When to seek a foraminal stenosis diagnosis
Foraminal stenosis is a spine condition that describes the narrowing of the foraminal canal, which is the passageway next to the spine that allows nerves to exit the spinal cord and travel to the nearby extremities.
Because foraminal stenosis is often developed as a result of another degenerative spine condition — a herniated disc or bone spur merging into the foraminal canal — the symptoms may be easy to overlook. Often, symptoms of foraminal stenosis will begin gradually and may be mistaken as general muscle soreness. While symptoms may begin gradually and sporadically, they will continue to worsen over time if left untreated. For this reason, it is important for you to understand the symptoms of foraminal stenosis so you know when to seek medical attention for your condition.
Symptoms of foraminal stenosis
Recognizing the symptoms of foraminal stenosis can help you seek treatment for your pain before your symptoms become debilitating. The most common symptoms of foraminal narrowing include:
- Chronic or intermittent neck or back pain
- A burning pain that shoots into the shoulder, buttock or leg
- Numbness in the extremities
- A feeling of pins and needles
- Muscular weakness
Since the foraminal canal is the exit canal for nerves to leave the spine and travel to the extremities, a pinched nerve in this canal can cause local pain near the spine and radiating pain into the extremity. If the pain you are experiencing lasts more than a week or so, you should schedule an appointment with your physician to determine the cause of your symptoms. If you are given a foraminal stenosis diagnosis, your physician can collaborate with you to find a good treatment option for your needs.
Treatment after a foraminal stenosis diagnosis
Three of the most common conservative treatment methods for foraminal stenosis are exercise (stretching and strength training), behavior modification training and epidural corticosteroid injections to reduce inflammation and pain. If chronic symptoms persist after several weeks of nonsurgical treatment, contact Laser Spine Institute to learn whether a minimally invasive, outpatient procedure known as foraminotomy may be able to alleviate your symptoms.
Our minimally invasive decompression surgery can help relieve pressure on the impacted nerve root by removing a portion of the disc or bone spur that has protruded into the foraminal canal. This is accomplished through a less than 1-inch incision that avoids disturbing the local core muscles. In some instances, the surgeon will suggest that the entire damaged disc or vertebra be removed because it is no longer able to support the spine. The surgeon will then replace the damaged disc or vertebra with an artificial disc and/or a bone graft from the patient’s hip or pelvis.
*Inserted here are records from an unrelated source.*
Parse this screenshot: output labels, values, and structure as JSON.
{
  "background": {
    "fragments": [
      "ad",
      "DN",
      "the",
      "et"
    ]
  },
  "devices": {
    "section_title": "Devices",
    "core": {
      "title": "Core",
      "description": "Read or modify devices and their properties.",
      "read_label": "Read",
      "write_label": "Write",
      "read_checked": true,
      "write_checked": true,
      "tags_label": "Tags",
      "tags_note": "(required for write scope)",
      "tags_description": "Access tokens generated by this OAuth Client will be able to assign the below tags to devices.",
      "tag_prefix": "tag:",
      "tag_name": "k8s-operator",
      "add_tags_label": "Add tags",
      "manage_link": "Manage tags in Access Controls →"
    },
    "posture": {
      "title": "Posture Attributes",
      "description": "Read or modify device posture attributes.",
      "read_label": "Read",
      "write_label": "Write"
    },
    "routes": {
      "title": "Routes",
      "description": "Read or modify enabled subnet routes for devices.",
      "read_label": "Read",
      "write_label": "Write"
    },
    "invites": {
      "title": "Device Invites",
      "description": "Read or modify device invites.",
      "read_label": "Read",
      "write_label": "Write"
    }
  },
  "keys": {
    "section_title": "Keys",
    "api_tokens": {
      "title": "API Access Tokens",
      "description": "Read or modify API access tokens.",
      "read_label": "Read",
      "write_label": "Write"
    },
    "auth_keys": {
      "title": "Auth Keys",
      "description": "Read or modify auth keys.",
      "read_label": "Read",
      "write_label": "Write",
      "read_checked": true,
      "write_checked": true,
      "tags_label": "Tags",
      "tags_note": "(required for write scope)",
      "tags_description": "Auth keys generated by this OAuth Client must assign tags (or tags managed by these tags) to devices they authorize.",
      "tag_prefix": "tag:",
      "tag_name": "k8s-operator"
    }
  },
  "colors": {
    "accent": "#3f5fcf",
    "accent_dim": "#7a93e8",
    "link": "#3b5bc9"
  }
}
Laser Spine Institute patients can experience a safer and effective treatment and shorter recovery time^ than patients who opt for traditional open back surgery. Because we have a minimally invasive approach to spine surgery, we perform each surgery as an outpatient procedure at one of our seven world-class surgery centers across the country.
For more information about how our minimally invasive spine surgery can treat foraminal stenosis, contact Laser Spine Institute and ask for a review of your MRI report or CT scan.